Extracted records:

━━━━━━

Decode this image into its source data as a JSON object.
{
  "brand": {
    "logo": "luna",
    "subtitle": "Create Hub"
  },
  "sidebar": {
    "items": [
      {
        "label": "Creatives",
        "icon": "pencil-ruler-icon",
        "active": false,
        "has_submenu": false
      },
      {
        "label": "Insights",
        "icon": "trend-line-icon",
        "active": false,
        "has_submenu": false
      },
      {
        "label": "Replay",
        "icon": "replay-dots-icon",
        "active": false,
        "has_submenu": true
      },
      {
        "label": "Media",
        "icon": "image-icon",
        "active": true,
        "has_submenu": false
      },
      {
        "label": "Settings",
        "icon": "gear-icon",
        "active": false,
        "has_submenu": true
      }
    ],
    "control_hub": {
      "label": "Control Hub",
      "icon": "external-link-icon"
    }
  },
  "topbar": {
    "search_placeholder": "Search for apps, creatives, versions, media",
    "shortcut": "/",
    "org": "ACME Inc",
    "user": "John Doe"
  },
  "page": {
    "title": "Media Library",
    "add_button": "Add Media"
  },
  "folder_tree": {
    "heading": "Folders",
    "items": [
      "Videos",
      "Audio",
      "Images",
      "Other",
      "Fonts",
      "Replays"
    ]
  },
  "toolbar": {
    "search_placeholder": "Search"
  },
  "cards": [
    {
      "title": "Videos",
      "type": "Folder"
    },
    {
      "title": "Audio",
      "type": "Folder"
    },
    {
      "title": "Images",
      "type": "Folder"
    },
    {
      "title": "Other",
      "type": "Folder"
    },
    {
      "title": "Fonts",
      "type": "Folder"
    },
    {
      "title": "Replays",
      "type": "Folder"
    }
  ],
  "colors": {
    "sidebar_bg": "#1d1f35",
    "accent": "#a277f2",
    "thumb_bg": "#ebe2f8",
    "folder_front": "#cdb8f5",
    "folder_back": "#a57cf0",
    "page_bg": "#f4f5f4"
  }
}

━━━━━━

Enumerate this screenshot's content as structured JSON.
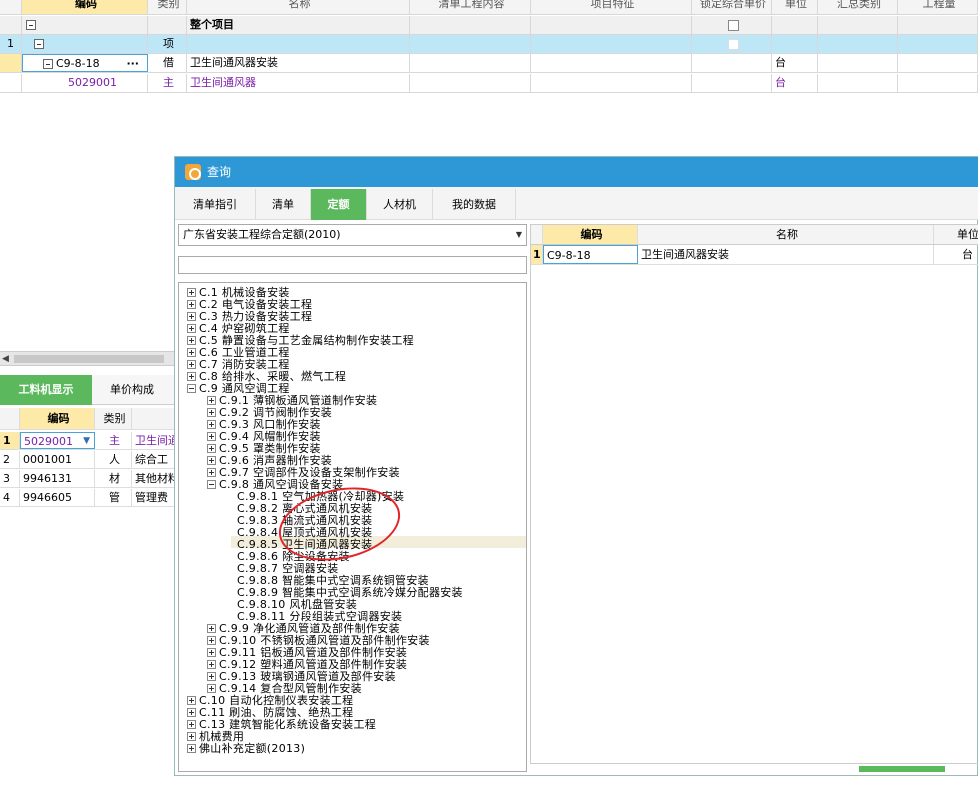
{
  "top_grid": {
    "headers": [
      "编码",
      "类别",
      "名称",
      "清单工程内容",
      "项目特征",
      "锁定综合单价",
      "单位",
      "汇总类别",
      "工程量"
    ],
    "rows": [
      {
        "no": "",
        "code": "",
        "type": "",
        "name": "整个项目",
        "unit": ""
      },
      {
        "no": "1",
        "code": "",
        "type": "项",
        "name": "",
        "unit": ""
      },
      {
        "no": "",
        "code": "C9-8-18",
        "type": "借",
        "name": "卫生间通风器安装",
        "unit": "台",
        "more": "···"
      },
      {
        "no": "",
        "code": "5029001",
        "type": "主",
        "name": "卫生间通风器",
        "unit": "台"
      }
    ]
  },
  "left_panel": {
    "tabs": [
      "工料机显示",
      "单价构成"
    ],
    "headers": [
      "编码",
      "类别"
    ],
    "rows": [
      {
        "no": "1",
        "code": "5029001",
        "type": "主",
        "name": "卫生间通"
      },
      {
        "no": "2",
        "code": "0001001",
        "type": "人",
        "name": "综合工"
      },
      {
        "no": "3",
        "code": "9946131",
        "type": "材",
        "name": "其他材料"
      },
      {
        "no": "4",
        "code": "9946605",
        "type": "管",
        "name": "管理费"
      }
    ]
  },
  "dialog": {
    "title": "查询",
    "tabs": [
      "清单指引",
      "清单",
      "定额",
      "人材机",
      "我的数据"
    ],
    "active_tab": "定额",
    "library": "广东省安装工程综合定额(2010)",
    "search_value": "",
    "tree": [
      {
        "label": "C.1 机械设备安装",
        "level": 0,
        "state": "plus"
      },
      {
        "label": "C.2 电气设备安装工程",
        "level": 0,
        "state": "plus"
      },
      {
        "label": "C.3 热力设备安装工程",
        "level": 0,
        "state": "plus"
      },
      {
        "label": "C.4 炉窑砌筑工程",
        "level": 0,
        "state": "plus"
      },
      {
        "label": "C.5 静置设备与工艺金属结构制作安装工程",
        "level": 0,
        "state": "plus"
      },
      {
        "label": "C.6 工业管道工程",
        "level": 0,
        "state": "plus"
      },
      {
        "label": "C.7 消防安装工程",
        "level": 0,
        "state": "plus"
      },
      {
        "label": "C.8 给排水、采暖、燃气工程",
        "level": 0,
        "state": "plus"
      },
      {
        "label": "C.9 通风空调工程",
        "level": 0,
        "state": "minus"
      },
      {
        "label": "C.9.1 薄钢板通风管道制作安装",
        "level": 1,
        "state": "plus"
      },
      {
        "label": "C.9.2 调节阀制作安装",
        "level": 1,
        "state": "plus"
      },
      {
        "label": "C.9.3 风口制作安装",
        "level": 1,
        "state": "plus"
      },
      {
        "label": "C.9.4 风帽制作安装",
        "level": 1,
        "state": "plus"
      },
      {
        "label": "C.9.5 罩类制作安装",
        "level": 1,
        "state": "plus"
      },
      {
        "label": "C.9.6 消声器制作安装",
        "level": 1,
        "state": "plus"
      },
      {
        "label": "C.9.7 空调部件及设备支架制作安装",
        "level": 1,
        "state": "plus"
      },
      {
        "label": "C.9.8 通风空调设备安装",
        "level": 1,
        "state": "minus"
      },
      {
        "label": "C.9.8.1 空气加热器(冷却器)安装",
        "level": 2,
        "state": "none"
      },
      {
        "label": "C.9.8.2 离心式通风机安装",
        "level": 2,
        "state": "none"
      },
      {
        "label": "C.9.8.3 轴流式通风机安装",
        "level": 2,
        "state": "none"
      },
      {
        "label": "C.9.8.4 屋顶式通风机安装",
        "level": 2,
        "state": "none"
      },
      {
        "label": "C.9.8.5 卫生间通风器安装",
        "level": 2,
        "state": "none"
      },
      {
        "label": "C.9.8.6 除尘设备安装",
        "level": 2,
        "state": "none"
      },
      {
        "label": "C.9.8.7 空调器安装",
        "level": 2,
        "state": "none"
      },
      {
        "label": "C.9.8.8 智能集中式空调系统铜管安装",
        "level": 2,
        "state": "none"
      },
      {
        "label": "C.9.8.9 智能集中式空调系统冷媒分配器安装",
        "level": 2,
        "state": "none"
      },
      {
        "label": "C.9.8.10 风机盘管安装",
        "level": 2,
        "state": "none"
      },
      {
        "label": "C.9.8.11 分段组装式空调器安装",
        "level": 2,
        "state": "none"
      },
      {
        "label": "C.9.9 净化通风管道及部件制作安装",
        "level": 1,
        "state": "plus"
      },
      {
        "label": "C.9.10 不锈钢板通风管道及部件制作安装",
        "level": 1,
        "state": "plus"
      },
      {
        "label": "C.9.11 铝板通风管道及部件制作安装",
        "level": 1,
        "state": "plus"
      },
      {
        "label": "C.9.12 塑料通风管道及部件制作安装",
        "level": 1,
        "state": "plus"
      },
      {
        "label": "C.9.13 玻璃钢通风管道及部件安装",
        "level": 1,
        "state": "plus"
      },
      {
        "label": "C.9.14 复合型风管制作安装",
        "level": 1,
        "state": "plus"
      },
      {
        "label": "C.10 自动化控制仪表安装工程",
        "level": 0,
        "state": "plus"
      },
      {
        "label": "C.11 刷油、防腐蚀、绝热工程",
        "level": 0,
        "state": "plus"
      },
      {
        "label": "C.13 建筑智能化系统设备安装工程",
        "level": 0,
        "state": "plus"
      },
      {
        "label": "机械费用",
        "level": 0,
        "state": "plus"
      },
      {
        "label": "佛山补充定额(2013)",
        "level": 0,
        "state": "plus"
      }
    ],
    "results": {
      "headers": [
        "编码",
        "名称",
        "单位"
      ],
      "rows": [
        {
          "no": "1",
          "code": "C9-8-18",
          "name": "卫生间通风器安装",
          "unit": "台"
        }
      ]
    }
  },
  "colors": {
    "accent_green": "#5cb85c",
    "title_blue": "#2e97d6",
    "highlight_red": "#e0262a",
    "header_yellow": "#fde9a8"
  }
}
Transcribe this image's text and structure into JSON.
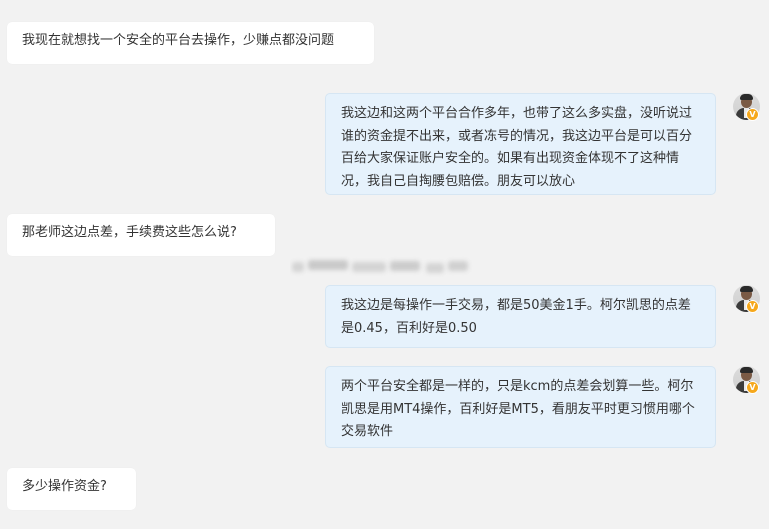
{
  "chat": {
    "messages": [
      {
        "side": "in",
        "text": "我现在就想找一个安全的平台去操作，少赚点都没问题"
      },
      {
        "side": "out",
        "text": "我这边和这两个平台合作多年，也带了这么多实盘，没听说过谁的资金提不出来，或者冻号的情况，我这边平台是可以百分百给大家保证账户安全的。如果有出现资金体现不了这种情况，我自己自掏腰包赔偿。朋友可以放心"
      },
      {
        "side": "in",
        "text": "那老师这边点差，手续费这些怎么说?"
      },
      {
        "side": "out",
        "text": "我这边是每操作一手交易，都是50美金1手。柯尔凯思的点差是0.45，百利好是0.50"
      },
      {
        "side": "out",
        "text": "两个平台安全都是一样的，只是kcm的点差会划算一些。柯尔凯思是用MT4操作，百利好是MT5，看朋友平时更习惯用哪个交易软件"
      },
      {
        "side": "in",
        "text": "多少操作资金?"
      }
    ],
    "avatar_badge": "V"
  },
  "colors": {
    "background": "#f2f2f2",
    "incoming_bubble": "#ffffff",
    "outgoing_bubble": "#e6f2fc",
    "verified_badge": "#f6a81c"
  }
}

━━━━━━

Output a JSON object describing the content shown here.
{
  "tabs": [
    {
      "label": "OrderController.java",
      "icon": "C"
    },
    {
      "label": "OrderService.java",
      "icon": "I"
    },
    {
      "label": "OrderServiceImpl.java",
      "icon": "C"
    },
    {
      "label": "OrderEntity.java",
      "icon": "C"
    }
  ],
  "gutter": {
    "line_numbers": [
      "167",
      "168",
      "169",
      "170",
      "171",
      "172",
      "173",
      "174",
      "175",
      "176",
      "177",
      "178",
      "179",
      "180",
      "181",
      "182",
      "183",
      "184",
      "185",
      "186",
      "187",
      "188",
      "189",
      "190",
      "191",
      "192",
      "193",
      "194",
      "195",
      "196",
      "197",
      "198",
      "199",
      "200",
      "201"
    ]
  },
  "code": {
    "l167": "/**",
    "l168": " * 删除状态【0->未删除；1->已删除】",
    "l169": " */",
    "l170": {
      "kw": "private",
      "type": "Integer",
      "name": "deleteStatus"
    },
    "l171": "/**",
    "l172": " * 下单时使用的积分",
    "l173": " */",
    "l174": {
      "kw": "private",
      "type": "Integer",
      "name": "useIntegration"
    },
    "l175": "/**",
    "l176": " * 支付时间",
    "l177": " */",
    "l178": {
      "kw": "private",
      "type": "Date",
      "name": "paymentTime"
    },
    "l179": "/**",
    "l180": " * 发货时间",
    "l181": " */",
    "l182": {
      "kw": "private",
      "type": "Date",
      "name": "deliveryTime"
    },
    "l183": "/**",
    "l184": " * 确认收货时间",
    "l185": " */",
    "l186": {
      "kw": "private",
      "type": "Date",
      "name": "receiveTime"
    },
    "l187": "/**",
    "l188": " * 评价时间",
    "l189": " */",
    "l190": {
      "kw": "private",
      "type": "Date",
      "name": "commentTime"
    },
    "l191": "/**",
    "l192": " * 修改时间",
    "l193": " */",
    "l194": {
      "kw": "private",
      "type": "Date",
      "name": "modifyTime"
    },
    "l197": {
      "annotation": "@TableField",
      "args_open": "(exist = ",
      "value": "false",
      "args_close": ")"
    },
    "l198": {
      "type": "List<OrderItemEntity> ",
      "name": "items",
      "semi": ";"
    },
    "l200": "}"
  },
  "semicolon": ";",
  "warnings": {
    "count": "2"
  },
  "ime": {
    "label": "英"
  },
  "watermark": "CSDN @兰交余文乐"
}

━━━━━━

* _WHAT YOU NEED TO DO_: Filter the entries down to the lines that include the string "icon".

* _ANSWER SPACE_:
        "icon": "pencil-ruler-icon",
        "icon": "trend-line-icon",
        "icon": "replay-dots-icon",
        "icon": "image-icon",
        "icon": "gear-icon",
      "icon": "external-link-icon"
      "icon": "C"
      "icon": "I"
      "icon": "C"
      "icon": "C"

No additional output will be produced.